  18. 18.
    J. O’Day, D. J. Minghan, andD. H. Golomb, “The Effects of the Energy Crisis and the 55 MPH Speed Limit in Michigan,” University of Michigan Highway Safety Research Institute Report No. UM-HSRI-SA-75-9, 1975.Google Scholar
  19. 19.
    U.S. Department of Transportation, Federal Highway Administration, Highway Statistics, 1973.Google Scholar
  20. 20.
    U.S. Department of Transportation, Federal Highway Administration, Highway Statistics, 1974.Google Scholar
  21. 21.
    R. Thaller and S. Rosen, “Estimating the Value of Saving a Life: Evidence from the Labor Market.” Preliminary report prepared for the Conference on Research in Income and Wealth, New York, National Bureau of Economic Research, 1973.Google Scholar
  22. 22.
    R. E. Balzhiser, “Energy Options to the Year 2000,” Chemical Engineering, 74-90, January 3, 1977.Google Scholar
  23. 23.
    H. Inhaber, “Risk with Energy from Conventional and Nonconventional Sources,” Science, 203: 718–723, 1979.CrossRefGoogle Scholar
  24. 24.
    P. Slovic, S. Lichtenstein, and B. Fischhoff, “Images of Disaster: Perception and Acceptance of Risks from Nuclear Power.” Prepared for Beijer Institute International Review Seminar on Impacts and Risks of Energy Strategies: Risk Analysis and Role in Management, Stockholm, Sweden, September 1978.Google Scholar
  25. 25.
    Foreign Uranium Supply, Electric Power Research Institute Report EA-725, Research Project 883, April 1978.Google Scholar
  26. 26.
    National Energy Outlook, Executive Summary, Federal Energy Administration, 1976.Google Scholar
  27. 27.
    H. Linstone, “On Discounting the Future,” Technological Forecasting and Social Change, 4: 335–338, 1973.CrossRefGoogle Scholar
  28. 28.
    M. Midgley, Beast and Man: The Roots of Human Nature, Harvester Press, London, 1979.Google Scholar
  29. 29.
    D. Callahan, “Morality and Risk-Benefit Analysis,” prepared for the Congress/Science Forum, Risk/Benefit Analysis: Its Role in Congressional Science and Technology Policy Decisions; Cosponsored by the Senate Subcommittee on Science, Technology and Space; the House Subcommittee on Science, Research and Technology; and the American Association for the Advancement of Science, in Washington, D.C., July 24–25, 1979.Google Scholar

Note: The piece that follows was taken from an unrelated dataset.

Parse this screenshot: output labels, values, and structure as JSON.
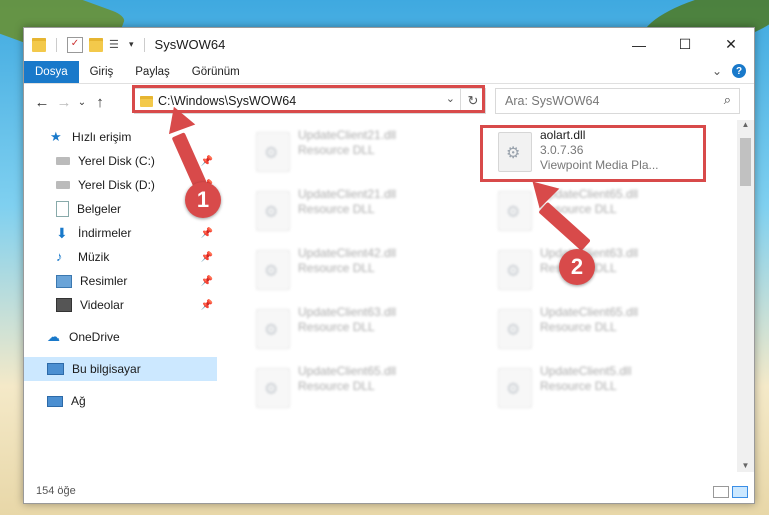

Copyright information

© Springer Science+Business Media New York 1980

Authors and Affiliations

  • Richard C. Schwing
    • 1
  1. 1.General Motors Research LaboratoriesWarrenUSA

Personalised recommendations